■ **Recorded data**:
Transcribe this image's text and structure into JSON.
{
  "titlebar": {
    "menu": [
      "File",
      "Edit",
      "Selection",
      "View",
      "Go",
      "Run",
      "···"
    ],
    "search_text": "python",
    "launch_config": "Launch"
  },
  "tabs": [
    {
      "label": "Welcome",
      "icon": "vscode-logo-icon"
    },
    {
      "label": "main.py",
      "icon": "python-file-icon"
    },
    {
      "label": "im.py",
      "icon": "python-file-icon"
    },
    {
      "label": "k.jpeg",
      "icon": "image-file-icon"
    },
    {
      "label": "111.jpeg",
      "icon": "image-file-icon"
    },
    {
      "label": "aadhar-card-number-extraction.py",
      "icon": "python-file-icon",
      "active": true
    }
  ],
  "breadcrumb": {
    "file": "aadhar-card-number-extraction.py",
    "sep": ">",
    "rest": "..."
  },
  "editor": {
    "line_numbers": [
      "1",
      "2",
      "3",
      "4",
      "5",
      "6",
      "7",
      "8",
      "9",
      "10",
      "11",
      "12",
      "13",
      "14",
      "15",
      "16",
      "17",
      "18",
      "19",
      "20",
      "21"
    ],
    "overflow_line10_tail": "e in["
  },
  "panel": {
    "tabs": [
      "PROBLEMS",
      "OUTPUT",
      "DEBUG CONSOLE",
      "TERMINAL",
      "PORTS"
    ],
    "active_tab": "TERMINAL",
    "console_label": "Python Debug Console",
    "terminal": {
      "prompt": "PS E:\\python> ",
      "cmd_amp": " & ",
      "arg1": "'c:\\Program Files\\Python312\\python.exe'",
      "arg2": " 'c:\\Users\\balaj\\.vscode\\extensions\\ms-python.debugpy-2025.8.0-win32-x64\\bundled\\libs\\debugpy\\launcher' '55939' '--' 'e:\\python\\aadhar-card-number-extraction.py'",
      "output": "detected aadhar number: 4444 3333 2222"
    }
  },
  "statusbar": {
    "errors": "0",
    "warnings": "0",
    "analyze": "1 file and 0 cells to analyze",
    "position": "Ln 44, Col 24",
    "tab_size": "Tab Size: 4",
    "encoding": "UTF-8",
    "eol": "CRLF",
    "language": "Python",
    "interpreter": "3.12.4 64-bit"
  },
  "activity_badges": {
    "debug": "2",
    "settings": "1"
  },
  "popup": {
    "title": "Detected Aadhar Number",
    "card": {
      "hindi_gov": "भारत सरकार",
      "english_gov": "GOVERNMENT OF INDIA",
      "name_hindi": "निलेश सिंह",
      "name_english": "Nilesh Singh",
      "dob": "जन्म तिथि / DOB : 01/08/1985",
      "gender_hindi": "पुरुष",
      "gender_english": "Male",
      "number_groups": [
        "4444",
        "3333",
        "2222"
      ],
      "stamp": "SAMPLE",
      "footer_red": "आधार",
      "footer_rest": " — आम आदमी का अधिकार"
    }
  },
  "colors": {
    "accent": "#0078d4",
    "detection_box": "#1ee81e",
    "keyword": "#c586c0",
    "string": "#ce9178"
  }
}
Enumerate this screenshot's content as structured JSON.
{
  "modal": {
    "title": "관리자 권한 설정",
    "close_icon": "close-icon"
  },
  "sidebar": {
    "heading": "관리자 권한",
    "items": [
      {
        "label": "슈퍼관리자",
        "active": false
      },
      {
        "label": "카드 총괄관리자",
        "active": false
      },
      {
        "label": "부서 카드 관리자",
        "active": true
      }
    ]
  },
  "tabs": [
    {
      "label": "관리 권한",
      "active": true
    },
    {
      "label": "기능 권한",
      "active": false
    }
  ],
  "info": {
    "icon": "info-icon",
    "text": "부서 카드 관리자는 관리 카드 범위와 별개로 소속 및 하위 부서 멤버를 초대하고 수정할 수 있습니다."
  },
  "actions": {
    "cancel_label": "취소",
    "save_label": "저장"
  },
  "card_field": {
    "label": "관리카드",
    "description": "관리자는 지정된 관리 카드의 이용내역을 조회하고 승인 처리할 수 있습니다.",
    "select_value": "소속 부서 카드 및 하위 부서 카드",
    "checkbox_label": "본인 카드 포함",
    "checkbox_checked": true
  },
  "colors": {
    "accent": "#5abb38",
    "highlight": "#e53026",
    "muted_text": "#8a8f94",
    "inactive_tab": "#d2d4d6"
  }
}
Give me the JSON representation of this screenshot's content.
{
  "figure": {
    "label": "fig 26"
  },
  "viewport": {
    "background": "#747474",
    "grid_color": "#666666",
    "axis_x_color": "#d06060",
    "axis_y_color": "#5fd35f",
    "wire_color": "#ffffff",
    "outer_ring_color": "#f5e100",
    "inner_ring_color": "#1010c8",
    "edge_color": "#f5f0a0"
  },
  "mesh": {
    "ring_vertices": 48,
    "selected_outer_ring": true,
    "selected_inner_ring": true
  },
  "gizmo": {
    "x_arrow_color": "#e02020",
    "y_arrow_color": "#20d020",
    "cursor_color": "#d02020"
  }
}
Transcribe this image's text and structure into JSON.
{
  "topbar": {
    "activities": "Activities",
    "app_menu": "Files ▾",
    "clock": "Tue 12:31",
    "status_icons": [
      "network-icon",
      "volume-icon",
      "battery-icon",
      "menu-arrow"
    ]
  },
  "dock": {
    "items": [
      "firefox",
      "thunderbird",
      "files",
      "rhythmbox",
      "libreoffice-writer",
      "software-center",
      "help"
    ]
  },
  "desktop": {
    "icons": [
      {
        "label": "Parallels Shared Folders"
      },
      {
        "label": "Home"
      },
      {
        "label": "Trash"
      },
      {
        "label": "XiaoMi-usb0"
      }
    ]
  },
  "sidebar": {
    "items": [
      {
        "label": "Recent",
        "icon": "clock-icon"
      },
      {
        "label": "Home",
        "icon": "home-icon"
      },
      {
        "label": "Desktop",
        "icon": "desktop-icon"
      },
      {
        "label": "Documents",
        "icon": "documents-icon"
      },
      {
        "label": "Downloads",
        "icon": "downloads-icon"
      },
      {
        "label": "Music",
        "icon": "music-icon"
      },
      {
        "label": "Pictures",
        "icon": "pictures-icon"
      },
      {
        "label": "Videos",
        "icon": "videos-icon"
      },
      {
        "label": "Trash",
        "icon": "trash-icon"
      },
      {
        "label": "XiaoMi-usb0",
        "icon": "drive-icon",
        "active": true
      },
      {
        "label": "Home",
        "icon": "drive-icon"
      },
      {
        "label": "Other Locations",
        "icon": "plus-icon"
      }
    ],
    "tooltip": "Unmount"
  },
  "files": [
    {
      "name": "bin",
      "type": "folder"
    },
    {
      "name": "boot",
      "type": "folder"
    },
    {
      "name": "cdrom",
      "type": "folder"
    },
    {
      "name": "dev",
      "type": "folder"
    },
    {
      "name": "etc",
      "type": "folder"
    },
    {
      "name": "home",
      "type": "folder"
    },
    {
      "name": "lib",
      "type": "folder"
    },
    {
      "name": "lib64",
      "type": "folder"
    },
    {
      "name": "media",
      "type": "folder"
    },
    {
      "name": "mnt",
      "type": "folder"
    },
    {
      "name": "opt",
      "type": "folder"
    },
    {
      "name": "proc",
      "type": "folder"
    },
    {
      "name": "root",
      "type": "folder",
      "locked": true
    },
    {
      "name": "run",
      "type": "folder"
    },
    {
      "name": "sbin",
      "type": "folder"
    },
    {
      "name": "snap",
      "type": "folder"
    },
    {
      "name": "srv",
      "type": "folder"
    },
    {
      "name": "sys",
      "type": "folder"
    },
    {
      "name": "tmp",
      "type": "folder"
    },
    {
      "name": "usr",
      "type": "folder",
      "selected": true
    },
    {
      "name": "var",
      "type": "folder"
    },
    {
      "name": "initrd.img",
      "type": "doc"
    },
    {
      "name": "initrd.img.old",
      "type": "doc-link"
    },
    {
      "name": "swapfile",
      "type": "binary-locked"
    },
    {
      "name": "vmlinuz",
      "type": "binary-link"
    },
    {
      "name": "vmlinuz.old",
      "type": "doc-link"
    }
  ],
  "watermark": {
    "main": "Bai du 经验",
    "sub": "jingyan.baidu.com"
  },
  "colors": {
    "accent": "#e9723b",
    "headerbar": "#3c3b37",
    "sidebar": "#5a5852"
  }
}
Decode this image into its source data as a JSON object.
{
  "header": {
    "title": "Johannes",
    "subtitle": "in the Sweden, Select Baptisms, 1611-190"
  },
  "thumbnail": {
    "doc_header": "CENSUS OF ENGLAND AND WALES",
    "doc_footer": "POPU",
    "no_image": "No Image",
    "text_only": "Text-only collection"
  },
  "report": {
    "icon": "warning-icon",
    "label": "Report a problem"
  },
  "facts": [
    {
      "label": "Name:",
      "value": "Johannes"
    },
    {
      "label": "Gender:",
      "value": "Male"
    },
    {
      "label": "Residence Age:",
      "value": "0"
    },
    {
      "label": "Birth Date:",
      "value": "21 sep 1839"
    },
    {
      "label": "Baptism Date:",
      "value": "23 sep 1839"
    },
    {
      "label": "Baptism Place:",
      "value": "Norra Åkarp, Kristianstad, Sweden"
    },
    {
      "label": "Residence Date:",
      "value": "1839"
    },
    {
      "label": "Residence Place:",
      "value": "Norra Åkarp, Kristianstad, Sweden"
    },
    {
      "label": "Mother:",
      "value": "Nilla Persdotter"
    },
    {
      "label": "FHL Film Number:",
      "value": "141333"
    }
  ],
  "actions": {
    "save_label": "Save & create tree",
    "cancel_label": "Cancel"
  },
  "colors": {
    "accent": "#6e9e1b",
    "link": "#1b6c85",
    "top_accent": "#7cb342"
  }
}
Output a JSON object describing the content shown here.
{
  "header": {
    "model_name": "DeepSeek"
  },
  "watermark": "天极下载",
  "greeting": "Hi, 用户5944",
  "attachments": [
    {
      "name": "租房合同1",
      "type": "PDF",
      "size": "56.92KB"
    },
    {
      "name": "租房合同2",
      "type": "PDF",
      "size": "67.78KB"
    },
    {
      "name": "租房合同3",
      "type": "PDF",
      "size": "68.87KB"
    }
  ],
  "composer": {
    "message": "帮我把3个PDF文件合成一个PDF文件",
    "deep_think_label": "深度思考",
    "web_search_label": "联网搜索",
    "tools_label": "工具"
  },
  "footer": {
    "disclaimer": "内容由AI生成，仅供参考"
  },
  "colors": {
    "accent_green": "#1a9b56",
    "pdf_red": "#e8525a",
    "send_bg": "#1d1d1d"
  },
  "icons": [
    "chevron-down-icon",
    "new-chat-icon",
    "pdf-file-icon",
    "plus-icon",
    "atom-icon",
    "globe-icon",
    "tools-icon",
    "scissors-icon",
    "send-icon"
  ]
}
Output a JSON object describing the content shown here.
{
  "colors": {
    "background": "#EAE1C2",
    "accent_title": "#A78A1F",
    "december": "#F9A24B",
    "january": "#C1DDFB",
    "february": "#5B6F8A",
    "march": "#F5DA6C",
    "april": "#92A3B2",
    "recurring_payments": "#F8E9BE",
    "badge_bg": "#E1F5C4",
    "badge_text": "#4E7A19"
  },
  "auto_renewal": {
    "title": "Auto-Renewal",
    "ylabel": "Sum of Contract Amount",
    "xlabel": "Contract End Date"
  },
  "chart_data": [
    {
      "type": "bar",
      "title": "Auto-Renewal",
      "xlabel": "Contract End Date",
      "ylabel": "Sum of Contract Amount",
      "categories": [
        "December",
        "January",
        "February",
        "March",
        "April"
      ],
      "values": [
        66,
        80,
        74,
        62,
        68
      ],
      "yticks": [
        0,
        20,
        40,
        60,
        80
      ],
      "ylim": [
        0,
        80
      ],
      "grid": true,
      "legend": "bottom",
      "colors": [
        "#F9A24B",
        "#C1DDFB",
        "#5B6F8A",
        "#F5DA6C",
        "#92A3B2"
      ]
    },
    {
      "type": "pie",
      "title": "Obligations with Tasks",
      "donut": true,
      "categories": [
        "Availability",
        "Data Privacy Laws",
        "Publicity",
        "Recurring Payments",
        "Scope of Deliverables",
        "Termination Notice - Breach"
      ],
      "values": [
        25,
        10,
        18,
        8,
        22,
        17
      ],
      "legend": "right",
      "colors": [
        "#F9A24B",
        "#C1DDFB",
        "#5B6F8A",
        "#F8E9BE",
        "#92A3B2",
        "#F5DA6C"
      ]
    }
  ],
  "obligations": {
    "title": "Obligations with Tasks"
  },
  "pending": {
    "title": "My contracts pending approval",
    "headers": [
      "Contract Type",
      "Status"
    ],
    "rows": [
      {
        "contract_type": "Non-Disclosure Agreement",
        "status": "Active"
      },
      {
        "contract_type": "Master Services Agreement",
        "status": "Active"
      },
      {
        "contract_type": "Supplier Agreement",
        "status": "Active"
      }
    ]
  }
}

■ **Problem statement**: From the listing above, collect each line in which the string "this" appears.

■ **Reply**:
Transcribe this image's text and structure into JSON.
Enumerate this screenshot's content as structured JSON.
Give me the JSON representation of this screenshot's content.
Transcribe this image's text and structure into JSON.
Decode this image into its source data as a JSON object.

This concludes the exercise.